I plan to carefully clean and refurbish each component in the engine bay to original spec over time. Including cleaning and repainting the engine itself.
Here's the other side of the engine bay. The carbs are in good working order, new air filters inside the casings, and she runs with good idle speed too.
She's had a new thermostat, rad hoses & clamps installed, I've ordered some of the original wire hose clamps to replace the ones on there now.
The brake master cylinder has been replaced with a later style one, again I've already found a correct early style one that I will rebuild and install at a later date.
For the most part everything needed is just cosmetic, so I'm quite happy with what I have to work with.
The gearbox may need a replacement lay-gear, though I need an expert opinion on this first.
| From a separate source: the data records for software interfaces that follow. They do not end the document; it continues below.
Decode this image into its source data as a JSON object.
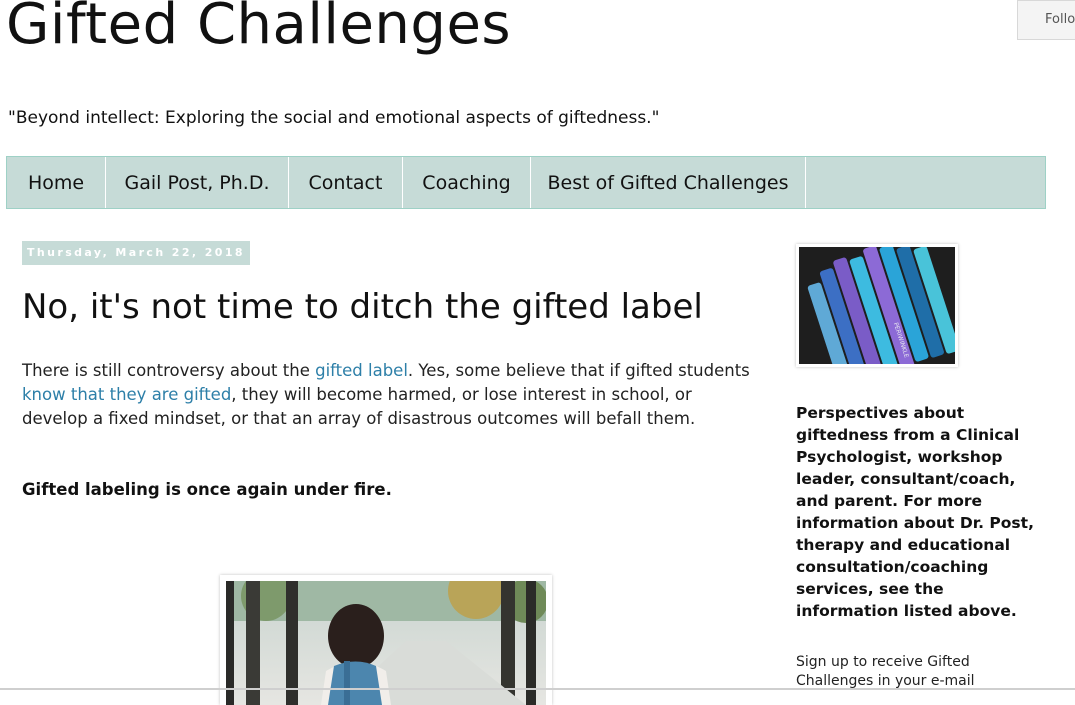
{
  "site": {
    "title": "Gifted Challenges",
    "tagline": "\"Beyond intellect: Exploring the social and emotional aspects of giftedness.\"",
    "follow_label": "Follow"
  },
  "nav": {
    "tabs": [
      {
        "label": "Home"
      },
      {
        "label": "Gail Post, Ph.D."
      },
      {
        "label": "Contact"
      },
      {
        "label": "Coaching"
      },
      {
        "label": "Best of Gifted Challenges"
      }
    ]
  },
  "post": {
    "date": "Thursday, March 22, 2018",
    "title": "No, it's not time to ditch the gifted label",
    "p1_text_a": "There is still controversy about the ",
    "p1_link_a": "gifted label",
    "p1_text_b": ". Yes, some believe that if gifted students ",
    "p1_link_b": "know that they are gifted",
    "p1_text_c": ", they will become harmed, or lose interest in school, or develop a fixed mindset, or that an array of disastrous outcomes will befall them.",
    "subhead": "Gifted labeling is once again under fire."
  },
  "sidebar": {
    "crayon_label": "PERIWINKLE",
    "description": "Perspectives about giftedness from a Clinical Psychologist, workshop leader, consultant/coach, and parent. For more information about Dr. Post, therapy and educational consultation/coaching services, see the information listed above.",
    "signup": "Sign up to receive Gifted Challenges in your e-mail"
  },
  "colors": {
    "nav_bg": "#c6dbd7",
    "link": "#2d7fa8",
    "date_bg": "#c6dbd7"
  }
}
Being an early 3 synchro box with 4 speeds - it has a very noticeable winding noise in 1st gear that quiets down immediately when I shift into any of the higher gears. Is all that noise normal for a non synchro gear?? or is this evidence of a worn lay-gear?
Another neat original detail in the engine bay was this early (and currently unavailable) style of windscreen washer fluid bottle. This older style of Tudor logo was completely changed in 1965, the older logo was never seen again or made available. As you can see mine was badly faded and the bottle was covered in rust stains.
I carefully cleaned and polished the bottle clean again and matched the Tudor blue paint and touched in the faded areas of the logo by hand.
Next I will refurbish the bottle mounting bracket and plate in black as original - the more common later styles had a Tudor blue frame.
All in all, I'm very happy and excited to dig in to this project, I'm calling it a "Sympathetic Restoration" because I don't want to replace or over restore any parts of her that don't need it. All too often the replacement components are inaccurate or don't fit right in one way or another and that would take away from its originality.
Unfortunately she will need some paint work to recover the under areas that need attention, but a fresh new coat of her original Old English White will be good piece of mind for driving in the sometimes wet conditions out here on Vancouver island.
Ciao for now
Classic auto enthusiast, upholsterer, coach trimmer, and fine scale modeler.